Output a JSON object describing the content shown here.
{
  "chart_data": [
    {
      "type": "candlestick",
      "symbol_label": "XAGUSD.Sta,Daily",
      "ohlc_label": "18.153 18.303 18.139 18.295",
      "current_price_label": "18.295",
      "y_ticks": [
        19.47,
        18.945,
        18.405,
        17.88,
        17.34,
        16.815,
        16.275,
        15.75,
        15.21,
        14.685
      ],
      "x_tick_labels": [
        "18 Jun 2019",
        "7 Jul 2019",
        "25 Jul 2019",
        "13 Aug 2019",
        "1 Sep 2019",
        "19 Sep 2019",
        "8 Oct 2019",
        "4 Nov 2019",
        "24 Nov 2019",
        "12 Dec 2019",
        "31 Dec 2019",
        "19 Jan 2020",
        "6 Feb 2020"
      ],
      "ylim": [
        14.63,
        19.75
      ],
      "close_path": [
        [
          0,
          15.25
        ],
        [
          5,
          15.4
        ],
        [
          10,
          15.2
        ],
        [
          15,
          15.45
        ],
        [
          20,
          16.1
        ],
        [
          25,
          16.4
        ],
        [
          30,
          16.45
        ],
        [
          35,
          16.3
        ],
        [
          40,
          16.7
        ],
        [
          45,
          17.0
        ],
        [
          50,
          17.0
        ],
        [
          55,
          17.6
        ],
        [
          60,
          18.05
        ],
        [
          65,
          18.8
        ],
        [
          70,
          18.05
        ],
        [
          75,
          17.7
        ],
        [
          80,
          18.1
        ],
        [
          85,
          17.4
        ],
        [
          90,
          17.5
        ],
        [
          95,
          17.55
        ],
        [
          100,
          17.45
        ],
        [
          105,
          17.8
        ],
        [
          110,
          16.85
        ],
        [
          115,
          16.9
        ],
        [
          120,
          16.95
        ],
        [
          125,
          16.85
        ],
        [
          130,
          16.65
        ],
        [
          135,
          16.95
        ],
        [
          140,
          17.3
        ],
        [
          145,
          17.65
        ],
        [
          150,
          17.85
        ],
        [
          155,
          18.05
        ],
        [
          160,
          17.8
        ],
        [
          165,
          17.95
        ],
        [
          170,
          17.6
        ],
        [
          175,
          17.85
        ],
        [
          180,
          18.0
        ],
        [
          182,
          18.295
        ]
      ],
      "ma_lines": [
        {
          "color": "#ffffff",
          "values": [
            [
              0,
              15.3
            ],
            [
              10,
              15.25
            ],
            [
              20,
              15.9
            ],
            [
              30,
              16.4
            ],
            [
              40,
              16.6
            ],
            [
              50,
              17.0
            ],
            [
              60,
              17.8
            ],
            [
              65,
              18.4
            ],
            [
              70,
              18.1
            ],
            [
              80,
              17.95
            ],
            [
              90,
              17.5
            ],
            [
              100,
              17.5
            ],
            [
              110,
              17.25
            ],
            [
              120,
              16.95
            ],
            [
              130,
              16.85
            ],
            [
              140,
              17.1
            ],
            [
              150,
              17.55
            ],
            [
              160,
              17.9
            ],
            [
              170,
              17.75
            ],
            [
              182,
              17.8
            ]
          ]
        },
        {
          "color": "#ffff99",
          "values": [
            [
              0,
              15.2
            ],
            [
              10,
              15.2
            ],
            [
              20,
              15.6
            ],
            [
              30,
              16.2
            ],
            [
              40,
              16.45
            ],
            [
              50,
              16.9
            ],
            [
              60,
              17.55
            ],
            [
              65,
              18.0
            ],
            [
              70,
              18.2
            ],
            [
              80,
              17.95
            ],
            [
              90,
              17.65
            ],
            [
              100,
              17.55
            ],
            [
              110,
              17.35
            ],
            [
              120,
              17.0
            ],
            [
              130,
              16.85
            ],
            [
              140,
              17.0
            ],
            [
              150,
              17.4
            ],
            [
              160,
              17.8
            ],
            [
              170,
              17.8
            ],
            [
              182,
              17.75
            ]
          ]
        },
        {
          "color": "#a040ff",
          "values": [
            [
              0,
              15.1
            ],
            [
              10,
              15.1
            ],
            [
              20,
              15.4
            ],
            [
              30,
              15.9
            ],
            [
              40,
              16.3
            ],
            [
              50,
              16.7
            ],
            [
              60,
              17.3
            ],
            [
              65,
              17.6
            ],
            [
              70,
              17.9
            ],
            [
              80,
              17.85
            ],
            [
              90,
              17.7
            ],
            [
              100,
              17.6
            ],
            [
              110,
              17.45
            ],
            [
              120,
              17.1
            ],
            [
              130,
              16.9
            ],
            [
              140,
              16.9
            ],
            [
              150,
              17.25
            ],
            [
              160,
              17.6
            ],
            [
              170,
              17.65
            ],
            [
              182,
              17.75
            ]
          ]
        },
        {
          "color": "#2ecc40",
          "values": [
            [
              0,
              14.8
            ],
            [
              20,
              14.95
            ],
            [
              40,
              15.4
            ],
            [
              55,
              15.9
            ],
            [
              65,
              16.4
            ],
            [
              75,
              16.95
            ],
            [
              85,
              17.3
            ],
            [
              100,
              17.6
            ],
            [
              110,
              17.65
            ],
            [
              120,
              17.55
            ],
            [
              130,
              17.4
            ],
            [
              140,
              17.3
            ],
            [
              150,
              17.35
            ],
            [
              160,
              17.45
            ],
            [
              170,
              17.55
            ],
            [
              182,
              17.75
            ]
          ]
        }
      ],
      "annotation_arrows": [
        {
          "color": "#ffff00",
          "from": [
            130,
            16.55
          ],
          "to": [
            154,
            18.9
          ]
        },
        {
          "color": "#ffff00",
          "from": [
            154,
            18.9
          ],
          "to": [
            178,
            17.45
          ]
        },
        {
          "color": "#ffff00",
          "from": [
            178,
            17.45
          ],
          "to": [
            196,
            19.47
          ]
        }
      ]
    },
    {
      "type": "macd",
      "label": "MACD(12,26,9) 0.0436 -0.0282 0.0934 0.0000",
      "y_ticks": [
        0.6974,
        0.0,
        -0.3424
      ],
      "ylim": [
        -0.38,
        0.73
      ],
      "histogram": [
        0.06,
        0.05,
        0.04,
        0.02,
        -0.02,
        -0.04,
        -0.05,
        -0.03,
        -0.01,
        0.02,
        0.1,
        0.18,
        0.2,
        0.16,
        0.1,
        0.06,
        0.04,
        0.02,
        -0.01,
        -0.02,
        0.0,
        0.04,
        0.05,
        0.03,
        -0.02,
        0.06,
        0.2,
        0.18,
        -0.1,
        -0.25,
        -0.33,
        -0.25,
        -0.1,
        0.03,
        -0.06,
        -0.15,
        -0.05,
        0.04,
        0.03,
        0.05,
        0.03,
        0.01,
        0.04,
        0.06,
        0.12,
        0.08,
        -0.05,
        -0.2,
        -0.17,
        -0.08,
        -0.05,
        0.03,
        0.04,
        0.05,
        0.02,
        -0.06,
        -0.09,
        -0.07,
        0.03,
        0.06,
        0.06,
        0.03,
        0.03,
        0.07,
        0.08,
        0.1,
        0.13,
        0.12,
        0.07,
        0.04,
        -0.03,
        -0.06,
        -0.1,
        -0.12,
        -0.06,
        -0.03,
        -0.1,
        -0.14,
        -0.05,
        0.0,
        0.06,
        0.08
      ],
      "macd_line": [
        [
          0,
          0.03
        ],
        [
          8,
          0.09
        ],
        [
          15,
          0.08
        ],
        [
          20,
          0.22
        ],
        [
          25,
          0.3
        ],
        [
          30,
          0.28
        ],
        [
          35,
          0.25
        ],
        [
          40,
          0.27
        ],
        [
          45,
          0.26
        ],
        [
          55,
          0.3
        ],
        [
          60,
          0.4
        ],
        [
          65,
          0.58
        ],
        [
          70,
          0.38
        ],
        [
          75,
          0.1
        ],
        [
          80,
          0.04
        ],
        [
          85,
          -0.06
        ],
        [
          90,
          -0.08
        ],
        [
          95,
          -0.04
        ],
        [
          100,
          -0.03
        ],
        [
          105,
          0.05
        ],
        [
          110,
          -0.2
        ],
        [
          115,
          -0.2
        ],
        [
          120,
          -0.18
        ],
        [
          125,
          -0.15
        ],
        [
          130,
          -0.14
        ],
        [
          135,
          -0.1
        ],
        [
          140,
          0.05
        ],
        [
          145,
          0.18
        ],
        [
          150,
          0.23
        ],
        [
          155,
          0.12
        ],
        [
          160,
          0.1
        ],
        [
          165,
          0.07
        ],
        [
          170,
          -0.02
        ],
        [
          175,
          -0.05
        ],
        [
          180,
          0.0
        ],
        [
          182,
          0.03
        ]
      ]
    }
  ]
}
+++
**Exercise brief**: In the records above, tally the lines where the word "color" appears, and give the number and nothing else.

**Exercise result**: 7